Comorbidities Increase Mortality from Causes Other than Prostate Cancer, Study Reports

Comorbidities Increase Mortality from Causes Other than Prostate Cancer, Study Reports

The presence of one or more additional diseases (comorbidity) does not affect the risk of dying from prostate cancer, regardless of treatment type, a Swedish observational study reports. However, high comorbidity in prostate cancer patients is linked with increased mortality from other causes.

The study, “Effect of Comorbidity on Prostate Cancer–Specific Mortality: A Prospective Observational Study,” was published in The Journal of Clinical Oncology.

“Comorbidities are medical disorders that coexist with, but are distinct from, the primary diagnosis,” authors explained.
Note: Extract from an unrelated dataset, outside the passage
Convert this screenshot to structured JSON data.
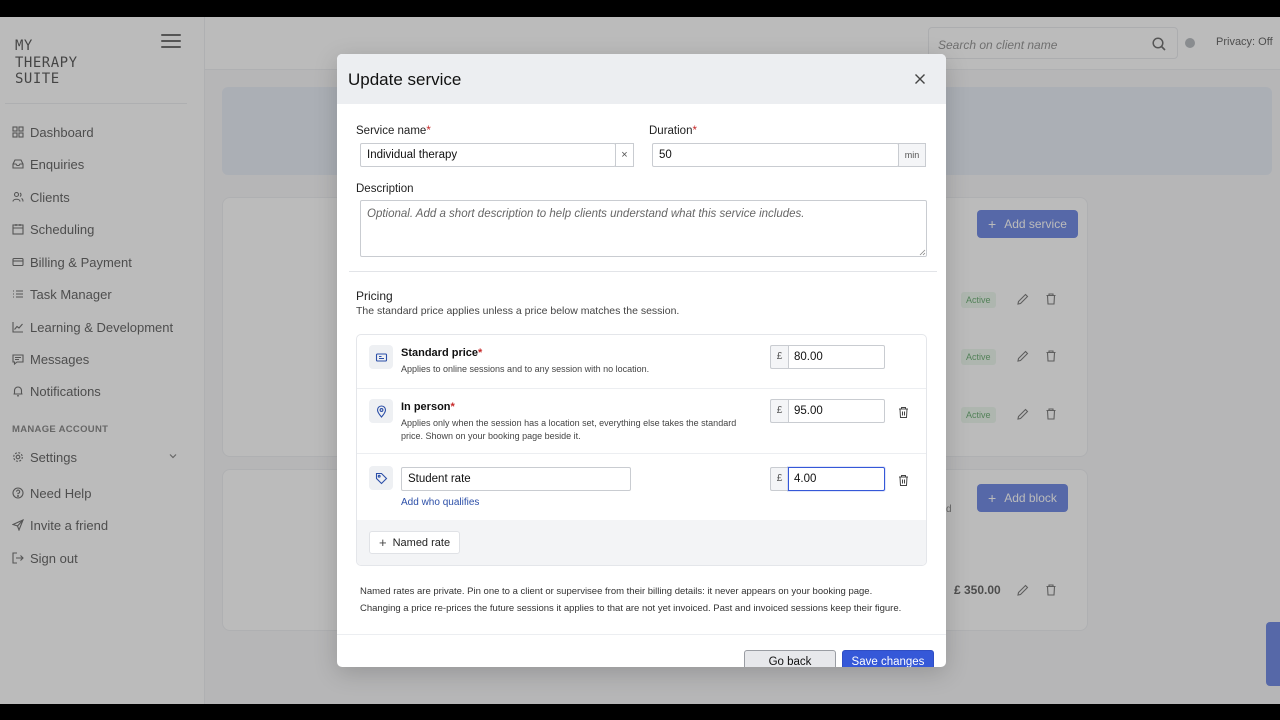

They are usually associated with worsening health outcomes.

While researchers have addressed comorbidity in prostate cancer patients, studies have reported conflicting results on its association with prostate cancer mortality.
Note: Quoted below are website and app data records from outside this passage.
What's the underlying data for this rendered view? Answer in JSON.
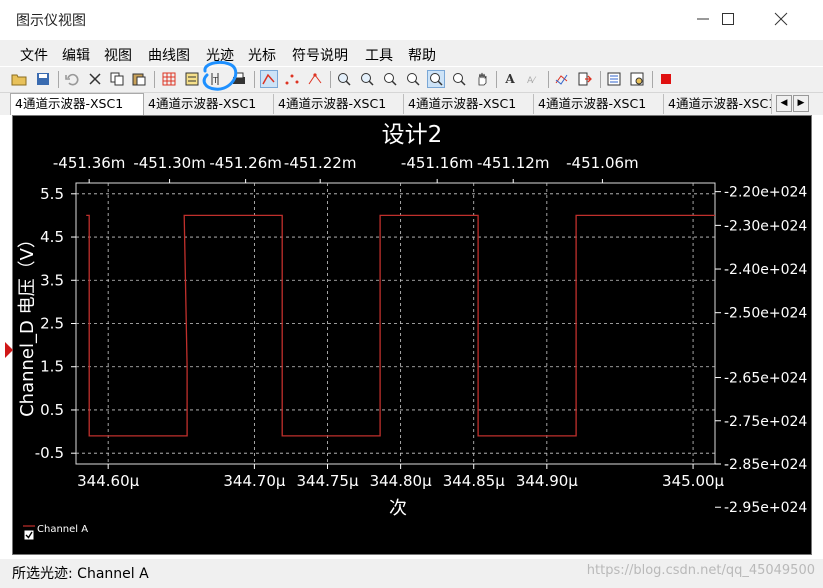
{
  "window": {
    "title": "图示仪视图"
  },
  "menu": [
    "文件",
    "编辑",
    "视图",
    "曲线图",
    "光迹",
    "光标",
    "符号说明",
    "工具",
    "帮助"
  ],
  "tabs": [
    "4通道示波器-XSC1",
    "4通道示波器-XSC1",
    "4通道示波器-XSC1",
    "4通道示波器-XSC1",
    "4通道示波器-XSC1",
    "4通道示波器-XSC1"
  ],
  "colors": {
    "trace": "#c0302c",
    "plot_bg": "#000000",
    "grid": "#cccccc",
    "highlight_circle": "#1e90ff"
  },
  "chart_data": {
    "type": "line",
    "title": "设计2",
    "xlabel": "次",
    "ylabel": "Channel_D 电压（V）",
    "xlim": [
      344.578,
      345.015
    ],
    "ylim": [
      -0.75,
      5.75
    ],
    "x_ticks": [
      "344.60µ",
      "344.70µ",
      "344.75µ",
      "344.80µ",
      "344.85µ",
      "344.90µ",
      "345.00µ"
    ],
    "x_tick_values": [
      344.6,
      344.7,
      344.75,
      344.8,
      344.85,
      344.9,
      345.0
    ],
    "y_ticks": [
      "5.5",
      "4.5",
      "3.5",
      "2.5",
      "1.5",
      "0.5",
      "-0.5"
    ],
    "y_tick_values": [
      5.5,
      4.5,
      3.5,
      2.5,
      1.5,
      0.5,
      -0.5
    ],
    "top_x_ticks": [
      "-451.36m",
      "-451.30m",
      "-451.26m",
      "-451.22m",
      "-451.16m",
      "-451.12m",
      "-451.06m"
    ],
    "top_x_tick_values": [
      344.587,
      344.642,
      344.694,
      344.745,
      344.825,
      344.877,
      344.938
    ],
    "right_y_ticks": [
      "-2.20e+024",
      "-2.30e+024",
      "-2.40e+024",
      "-2.50e+024",
      "-2.65e+024",
      "-2.75e+024",
      "-2.85e+024",
      "-2.95e+024"
    ],
    "right_y_tick_values": [
      5.55,
      4.77,
      3.76,
      2.75,
      1.25,
      0.25,
      -0.75,
      -1.75
    ],
    "grid": true,
    "legend": "bottom-left",
    "series": [
      {
        "name": "Channel A",
        "x": [
          344.585,
          344.587,
          344.587,
          344.654,
          344.654,
          344.652,
          344.719,
          344.719,
          344.786,
          344.786,
          344.853,
          344.853,
          344.92,
          344.92,
          344.987,
          344.987,
          345.015
        ],
        "y": [
          5.0,
          5.0,
          -0.1,
          -0.1,
          1.5,
          5.0,
          5.0,
          -0.1,
          -0.1,
          5.0,
          5.0,
          -0.1,
          -0.1,
          5.0,
          5.0,
          5.0,
          5.0
        ]
      }
    ]
  },
  "status": {
    "text": "所选光迹:  Channel A",
    "watermark": "https://blog.csdn.net/qq_45049500"
  }
}
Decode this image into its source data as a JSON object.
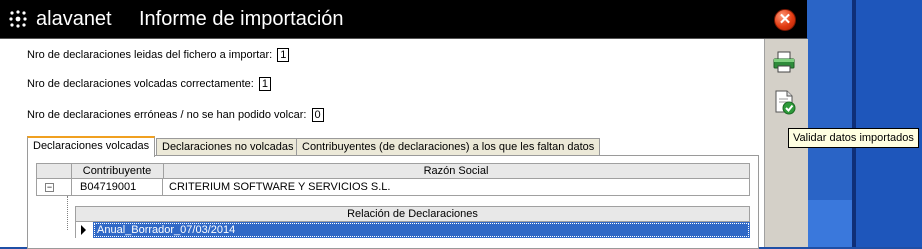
{
  "window": {
    "logo_text": "alavanet",
    "title": "Informe de importación",
    "close_icon": "close-icon"
  },
  "stats": [
    {
      "label": "Nro de declaraciones leidas del fichero a importar:",
      "value": "1"
    },
    {
      "label": "Nro de declaraciones volcadas correctamente:",
      "value": "1"
    },
    {
      "label": "Nro de declaraciones erróneas / no se han podido volcar:",
      "value": "0"
    }
  ],
  "tabs": [
    {
      "label": "Declaraciones volcadas",
      "active": true
    },
    {
      "label": "Declaraciones no volcadas",
      "active": false
    },
    {
      "label": "Contribuyentes (de declaraciones) a los que les faltan datos",
      "active": false
    }
  ],
  "grid": {
    "columns": [
      "Contribuyente",
      "Razón Social"
    ],
    "rows": [
      {
        "expander": "−",
        "contribuyente": "B04719001",
        "razon_social": "CRITERIUM SOFTWARE Y SERVICIOS S.L."
      }
    ],
    "sub_header": "Relación de Declaraciones",
    "sub_rows": [
      "Anual_Borrador_07/03/2014"
    ]
  },
  "side_icons": [
    "printer-icon",
    "validate-document-icon"
  ],
  "tooltip": "Validar datos importados",
  "colors": {
    "title_bg": "#000000",
    "selection": "#3169c6",
    "active_tab_accent": "#f0a020",
    "tooltip_bg": "#ffffe1"
  }
}
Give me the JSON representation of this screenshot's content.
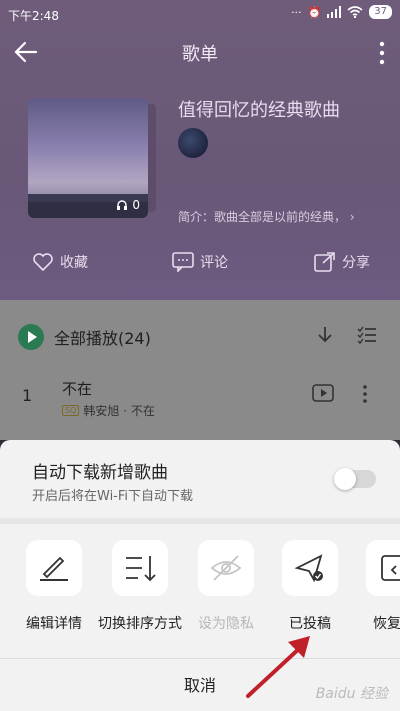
{
  "status": {
    "time": "下午2:48",
    "battery": "37"
  },
  "header": {
    "title": "歌单"
  },
  "playlist": {
    "title": "值得回忆的经典歌曲",
    "play_count": "0",
    "intro": "简介：歌曲全部是以前的经典，"
  },
  "actions": {
    "collect": "收藏",
    "comment": "评论",
    "share": "分享"
  },
  "list": {
    "play_all": "全部播放(24)",
    "songs": [
      {
        "no": "1",
        "title": "不在",
        "quality": "SQ",
        "sub": "韩安旭 · 不在"
      }
    ]
  },
  "sheet": {
    "auto_download_title": "自动下载新增歌曲",
    "auto_download_desc": "开启后将在Wi-Fi下自动下载",
    "auto_download_on": false,
    "ops": [
      {
        "label": "编辑详情",
        "icon": "edit-icon",
        "enabled": true
      },
      {
        "label": "切换排序方式",
        "icon": "sort-icon",
        "enabled": true
      },
      {
        "label": "设为隐私",
        "icon": "eye-off-icon",
        "enabled": false
      },
      {
        "label": "已投稿",
        "icon": "send-icon",
        "enabled": true
      },
      {
        "label": "恢复歌",
        "icon": "restore-icon",
        "enabled": true
      }
    ],
    "cancel": "取消"
  },
  "watermark": "Baidu 经验",
  "colors": {
    "accent_green": "#2a7a52",
    "hero_purple": "#6e5c7a",
    "annotation_red": "#c0202a"
  }
}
Researchers at the Queen Mary University of London, England, and the Karolinska Institute in Stockholm, Sweden, and colleagues investigated the effect of comorbidities on prostate cancer-specific mortality after accounting for patient and tumor characteristics.

Treatment type was also taken into account in their analysis. These included radical prostatectomy (a surgical procedure for removing the prostate gland); radical radiotherapy (a non-surgical treatment using radiation); androgen deprivation therapy, and watchful waiting (a strategy that monitors prostate cancer that isn’t causing any symptoms and avoids treatment unless it becomes symptomatic).

The study included 118,543 prostate cancer patients from the Prostate Cancer Database in Sweden from 1998 to 2012. Patients were followed for a median of 8.3 years until they died, either from prostate cancer or from other causes. Comorbidity registers were retrieved from 10 years before, until the date of prostate cancer diagnosis.

An initial analysis that did not account for either patient and tumor characteristics or treatment type showed that comorbidities affected the risk of patients dying specifically due to prostate cancer and from other causes. Patients with the highest comorbidity score were two times more likely to die from prostate cancer, and five times more likely to die from any other cause.

But after accounting for patient (marital status, educational level) and tumor characteristics (PSA levels, tumor grade, and clinical stage) the team failed to detect any effect of comorbidity on prostate-cancer specific mortality. The effect was maintained, however, for mortality due to other causes.

The same lack of effect was observed when they further adjusted for each treatment type. The association to other-causes mortality remained unaltered, with the most striking effect observed in patients treated with radical prostatectomy. Patients with high comorbidity had a 4.42-fold increase in mortality from other causes, compared to those without comorbidities.

Overall, these results suggest “that comorbidity affects other-cause mortality but not prostate cancer-specific mortality, accounting for patient and tumor characteristics and treatment type,” the study concluded.